The Review: Westside Theatre/Upstairs’ Vitaly: An Evening of Wonders
To be upfront and honest, I don’t think I ever thought of myself as a magic show kind of person, although I’m not so sure now. Theatre is definitely more my thing, with entertainment shows, like magic shows being delegated to something further down the list under movies and concerts, but possibly above modern dance. Don’t ask me where opera fits in, because that I’m still trying to work out. Magic shows though, feel like things you do on a cruise ship or at a beach resort, but the other night I found myself sitting myself down at the Westside Theatre/Upstairs wondering how this evening of wonders would sit with me. And, much to my surprise, I was delighted by the energetic and charming Vitaly and his Evening of Wonders.
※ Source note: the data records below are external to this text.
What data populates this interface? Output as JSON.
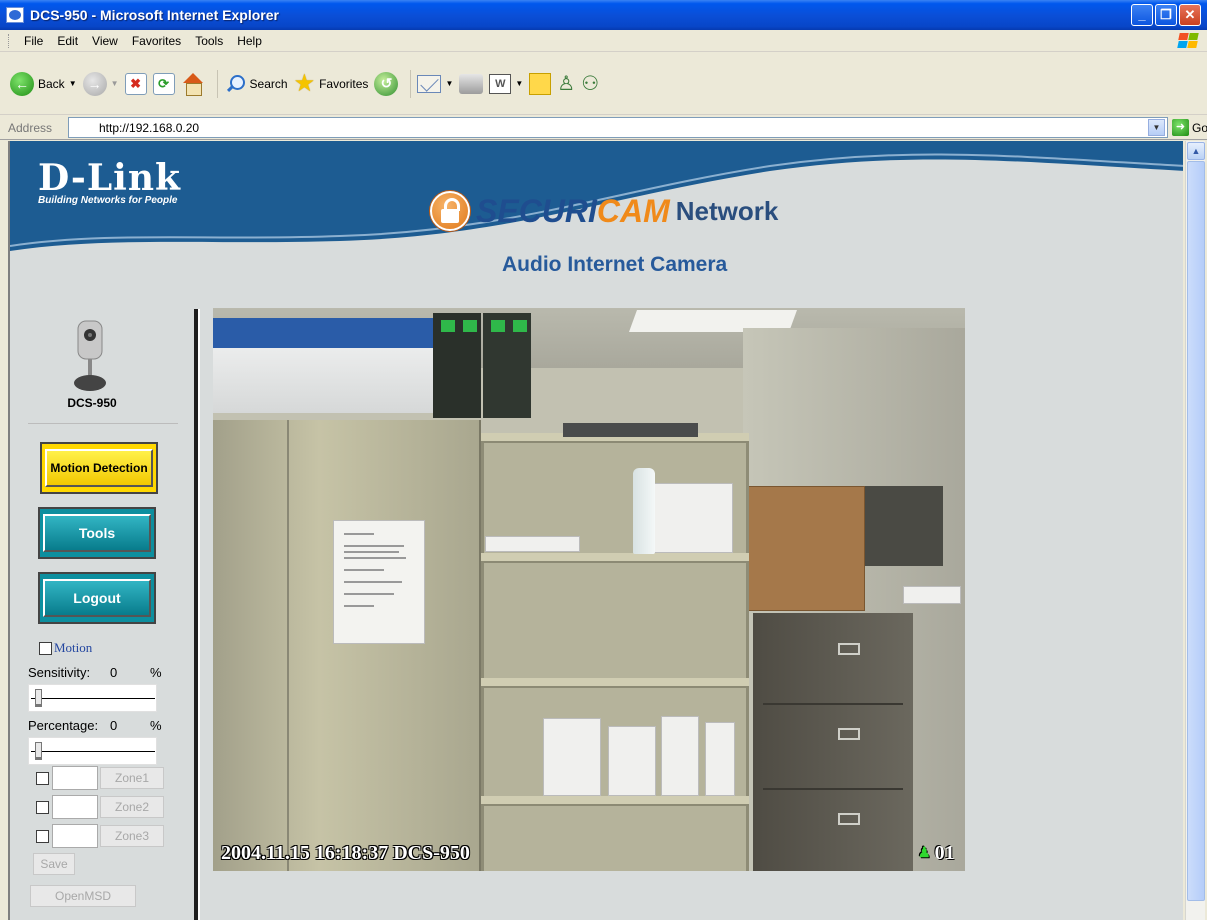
{
  "window": {
    "title": "DCS-950 - Microsoft Internet Explorer"
  },
  "menubar": {
    "items": [
      "File",
      "Edit",
      "View",
      "Favorites",
      "Tools",
      "Help"
    ]
  },
  "toolbar": {
    "back_label": "Back",
    "search_label": "Search",
    "favorites_label": "Favorites"
  },
  "addressbar": {
    "label": "Address",
    "url": "http://192.168.0.20",
    "go_label": "Go"
  },
  "header": {
    "brand_name": "D-Link",
    "brand_tagline": "Building Networks for People",
    "product_line_part1": "SECURI",
    "product_line_part2": "CAM",
    "product_line_part3": "Network",
    "product_title": "Audio Internet Camera"
  },
  "left_panel": {
    "camera_name": "DCS-950",
    "motion_detection_button": "Motion Detection",
    "tools_button": "Tools",
    "logout_button": "Logout",
    "motion_label": "Motion",
    "sensitivity": {
      "label": "Sensitivity:",
      "value": "0",
      "unit": "%"
    },
    "percentage": {
      "label": "Percentage:",
      "value": "0",
      "unit": "%"
    },
    "zones": [
      {
        "label": "Zone1",
        "value": ""
      },
      {
        "label": "Zone2",
        "value": ""
      },
      {
        "label": "Zone3",
        "value": ""
      }
    ],
    "save_button": "Save",
    "openmsd_button": "OpenMSD"
  },
  "video": {
    "overlay_text": "2004.11.15 16:18:37 DCS-950",
    "channel": "01"
  },
  "colors": {
    "header_blue": "#1f5a8f",
    "motion_button": "#ffd800",
    "tools_button": "#0d8f9f"
  }
}
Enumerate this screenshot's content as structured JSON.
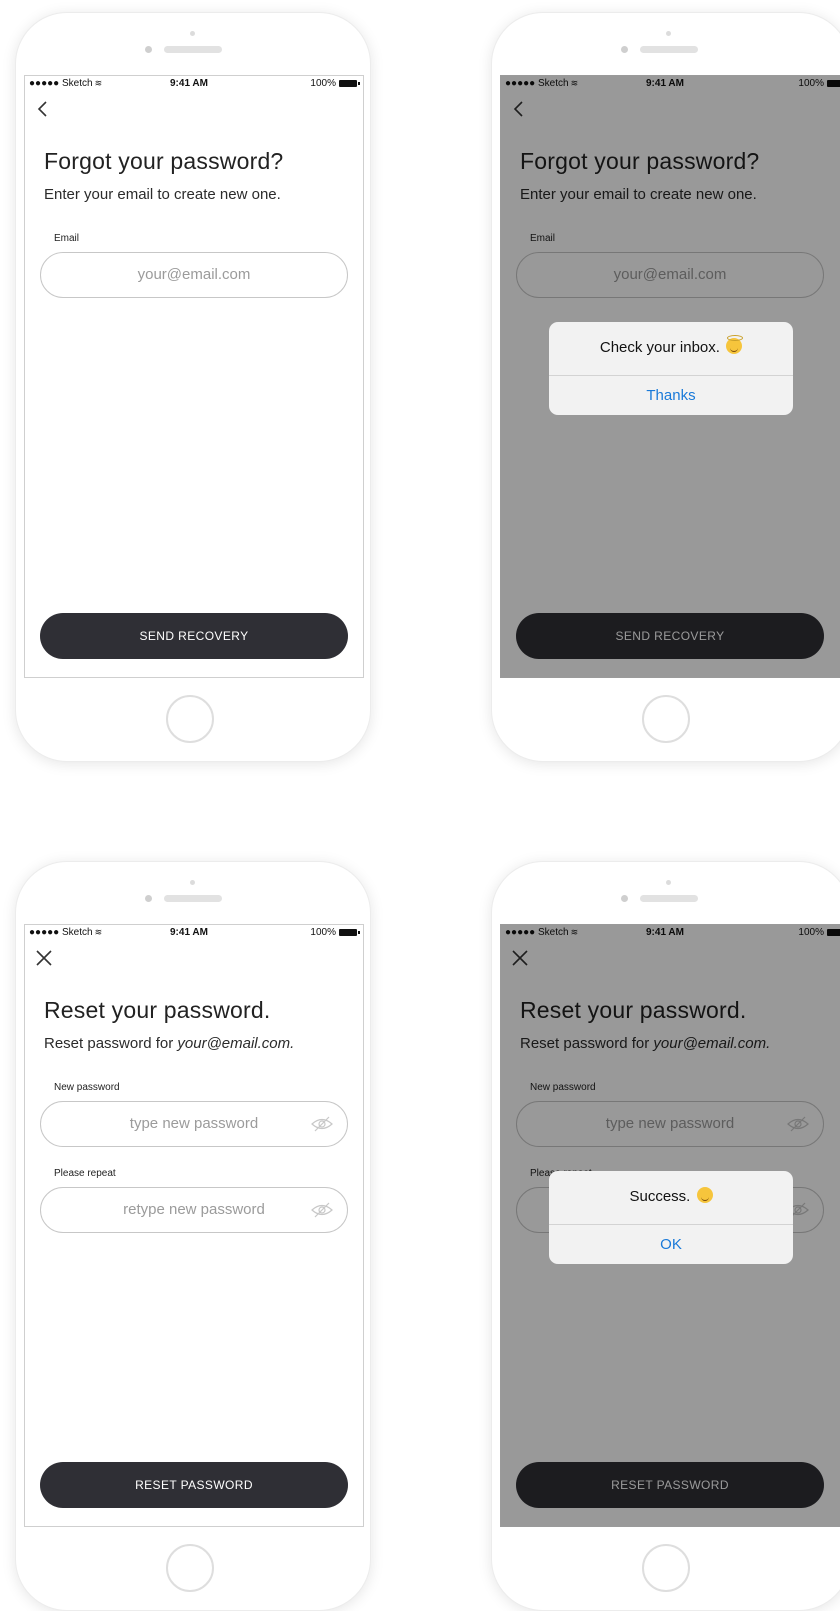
{
  "status_bar": {
    "carrier": "●●●●● Sketch",
    "time": "9:41 AM",
    "battery": "100%"
  },
  "forgot": {
    "title": "Forgot your password?",
    "subtitle": "Enter your email to create new one.",
    "email_label": "Email",
    "email_placeholder": "your@email.com",
    "button_label": "SEND RECOVERY"
  },
  "forgot_alert": {
    "message": "Check your inbox.",
    "button": "Thanks"
  },
  "reset": {
    "title": "Reset your password.",
    "subtitle_prefix": "Reset password for ",
    "subtitle_email": "your@email.com.",
    "new_label": "New password",
    "new_placeholder": "type new password",
    "repeat_label": "Please repeat",
    "repeat_placeholder": "retype new password",
    "button_label": "RESET PASSWORD"
  },
  "reset_alert": {
    "message": "Success.",
    "button": "OK"
  },
  "icons": {
    "back": "chevron-left-icon",
    "close": "close-icon",
    "eye": "eye-slash-icon"
  },
  "colors": {
    "button_dark": "#2f2f35",
    "alert_link": "#1a7ad9",
    "overlay": "rgba(0,0,0,0.40)"
  }
}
It’s a thrilling and perplexing evening at the theatre as we watch with amazement at the things he can do while secretly trying to figure out how. I’m sure it’s what we all do, watch with full knowledge that magic is a showman word for trick, and we all think that if we pay close attention, we will figure it out.
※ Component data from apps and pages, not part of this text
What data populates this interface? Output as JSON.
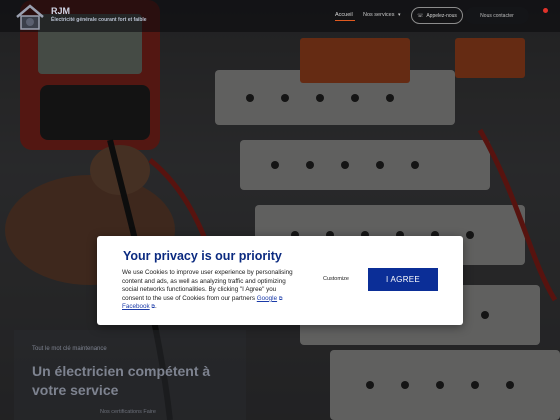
{
  "header": {
    "brand": "RJM",
    "tagline": "Électricité générale courant fort et faible",
    "nav": [
      {
        "label": "Accueil"
      },
      {
        "label": "Nos services"
      }
    ],
    "call_button_label": "Appelez-nous",
    "contact_button_label": "Nous contacter"
  },
  "hero": {
    "kicker": "Tout le mot clé maintenance",
    "title": "Un électricien compétent à votre service",
    "subtitle": "Nos certifications    Faire"
  },
  "consent": {
    "title": "Your privacy is our priority",
    "body_text": "We use Cookies to improve user experience by personalising content and ads, as well as analyzing traffic and optimizing social networks functionalities. By clicking \"I Agree\" you consent to the use of Cookies from our partners",
    "link_google": "Google",
    "link_facebook": "Facebook",
    "customize_label": "Customize",
    "agree_label": "I AGREE"
  },
  "colors": {
    "consent_title": "#0b2a80",
    "agree_button": "#0b2e97",
    "accent_underline": "#e05a20"
  },
  "icons": {
    "logo": "house-logo-icon",
    "phone": "phone-icon",
    "external_link": "external-link-icon",
    "caret": "chevron-down-icon"
  }
}
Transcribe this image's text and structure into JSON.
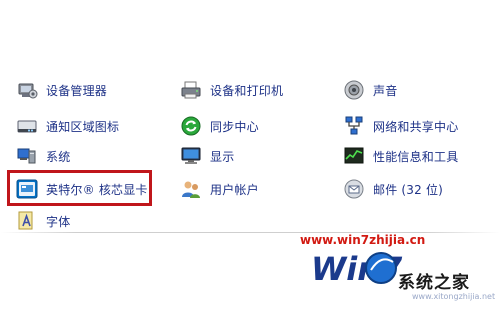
{
  "control_panel": {
    "items": [
      {
        "label": "设备管理器",
        "icon": "device-manager-icon"
      },
      {
        "label": "设备和打印机",
        "icon": "printer-icon"
      },
      {
        "label": "声音",
        "icon": "speaker-icon"
      },
      {
        "label": "通知区域图标",
        "icon": "notification-area-icon"
      },
      {
        "label": "同步中心",
        "icon": "sync-center-icon"
      },
      {
        "label": "网络和共享中心",
        "icon": "network-icon"
      },
      {
        "label": "系统",
        "icon": "system-icon"
      },
      {
        "label": "显示",
        "icon": "display-icon"
      },
      {
        "label": "性能信息和工具",
        "icon": "performance-icon"
      },
      {
        "label": "英特尔® 核芯显卡",
        "icon": "intel-graphics-icon"
      },
      {
        "label": "用户帐户",
        "icon": "user-accounts-icon"
      },
      {
        "label": "邮件 (32 位)",
        "icon": "mail-icon"
      },
      {
        "label": "字体",
        "icon": "fonts-icon"
      }
    ],
    "highlight_color": "#c0161b"
  },
  "watermark": {
    "url": "www.win7zhijia.cn",
    "logo_text": "Win7",
    "site_name": "系统之家",
    "site_url": "www.xitongzhijia.net"
  }
}
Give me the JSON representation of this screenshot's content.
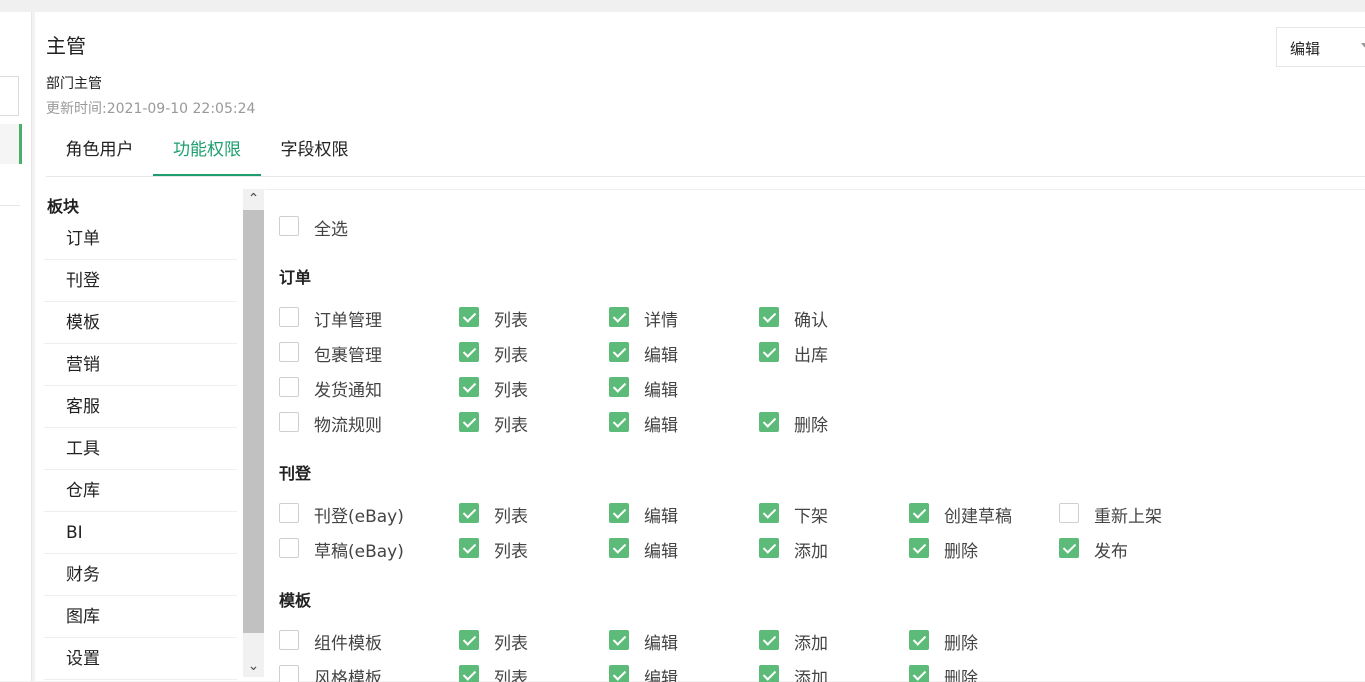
{
  "role": {
    "title": "主管",
    "description": "部门主管",
    "updated": "更新时间:2021-09-10 22:05:24"
  },
  "action_select": {
    "value": "编辑"
  },
  "tabs": [
    {
      "label": "角色用户",
      "active": false
    },
    {
      "label": "功能权限",
      "active": true
    },
    {
      "label": "字段权限",
      "active": false
    }
  ],
  "modules": {
    "heading": "板块",
    "items": [
      "订单",
      "刊登",
      "模板",
      "营销",
      "客服",
      "工具",
      "仓库",
      "BI",
      "财务",
      "图库",
      "设置"
    ]
  },
  "select_all": {
    "label": "全选",
    "checked": false
  },
  "sections": [
    {
      "title": "订单",
      "rows": [
        {
          "name": "订单管理",
          "checked": false,
          "perms": [
            {
              "label": "列表",
              "checked": true
            },
            {
              "label": "详情",
              "checked": true
            },
            {
              "label": "确认",
              "checked": true
            }
          ]
        },
        {
          "name": "包裹管理",
          "checked": false,
          "perms": [
            {
              "label": "列表",
              "checked": true
            },
            {
              "label": "编辑",
              "checked": true
            },
            {
              "label": "出库",
              "checked": true
            }
          ]
        },
        {
          "name": "发货通知",
          "checked": false,
          "perms": [
            {
              "label": "列表",
              "checked": true
            },
            {
              "label": "编辑",
              "checked": true
            }
          ]
        },
        {
          "name": "物流规则",
          "checked": false,
          "perms": [
            {
              "label": "列表",
              "checked": true
            },
            {
              "label": "编辑",
              "checked": true
            },
            {
              "label": "删除",
              "checked": true
            }
          ]
        }
      ]
    },
    {
      "title": "刊登",
      "rows": [
        {
          "name": "刊登(eBay)",
          "checked": false,
          "perms": [
            {
              "label": "列表",
              "checked": true
            },
            {
              "label": "编辑",
              "checked": true
            },
            {
              "label": "下架",
              "checked": true
            },
            {
              "label": "创建草稿",
              "checked": true
            },
            {
              "label": "重新上架",
              "checked": false
            }
          ]
        },
        {
          "name": "草稿(eBay)",
          "checked": false,
          "perms": [
            {
              "label": "列表",
              "checked": true
            },
            {
              "label": "编辑",
              "checked": true
            },
            {
              "label": "添加",
              "checked": true
            },
            {
              "label": "删除",
              "checked": true
            },
            {
              "label": "发布",
              "checked": true
            }
          ]
        }
      ]
    },
    {
      "title": "模板",
      "rows": [
        {
          "name": "组件模板",
          "checked": false,
          "perms": [
            {
              "label": "列表",
              "checked": true
            },
            {
              "label": "编辑",
              "checked": true
            },
            {
              "label": "添加",
              "checked": true
            },
            {
              "label": "删除",
              "checked": true
            }
          ]
        },
        {
          "name": "风格模板",
          "checked": false,
          "perms": [
            {
              "label": "列表",
              "checked": true
            },
            {
              "label": "编辑",
              "checked": true
            },
            {
              "label": "添加",
              "checked": true
            },
            {
              "label": "删除",
              "checked": true
            }
          ]
        }
      ]
    }
  ],
  "colors": {
    "accent": "#1e9e6e",
    "checkbox_checked": "#5dbb7a"
  },
  "icons": {
    "scroll_up": "chevron-up-icon",
    "scroll_down": "chevron-down-icon",
    "select_caret": "caret-down-icon"
  }
}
I’m not sure this is possible though, as Vitaly is quite good at what he does. Now, I have very little to compare this to as this might be the one and only magic show that I have seen in my years of NYC theatre going, and with that piece of information in your head, I will also say it is the best magic show I have seen in ages. Joke aside, Vitaly Beckman is a very personable and charming illusionist, having started practicing the craft t the age of 14. Born in Belarus and raised in Israel, Vitaly has performed internationally in theaters, at corporate events and on Television, most notably on Penn & Teller’s hit show “Fool Us” where he did just that, fooling the Las Vegas superstars with a masterful trick utilizing cards and photographs. He seems to be able to bring photographs and drawings to life, making fruit fly, and erasing people from their very own driver’s licenses. He writes in his Playbill notes. “Not having mentors or the internet growing up, I relied on trial and error, which turned out to be a blessing in pursuit of originality….I left a career in engineering to devote my life to the creation of the impossible.” And in this mesmorizingly fun and straight-forward experience unlike any that I have ever seen, he does exactly what he sets out to do, “rebuild people’s childlike sense of wonder, bridging the gay between dreams and reality.” Go check it out, and be amazed. He didn’t turn water into wine, but he sure managed to turn a drawing of a rose into something real, beautiful, and vase-ready. I know I was flabbergasted and intrigued throughout, and my guest that night couldn’t stop trying to figure it all out just how he did that thing with the licenses, the bus, that torn card, and the photograph. Which is exactly how a magic show, I think, should leave you, desperate to figure out just how did he do that wondrous thing.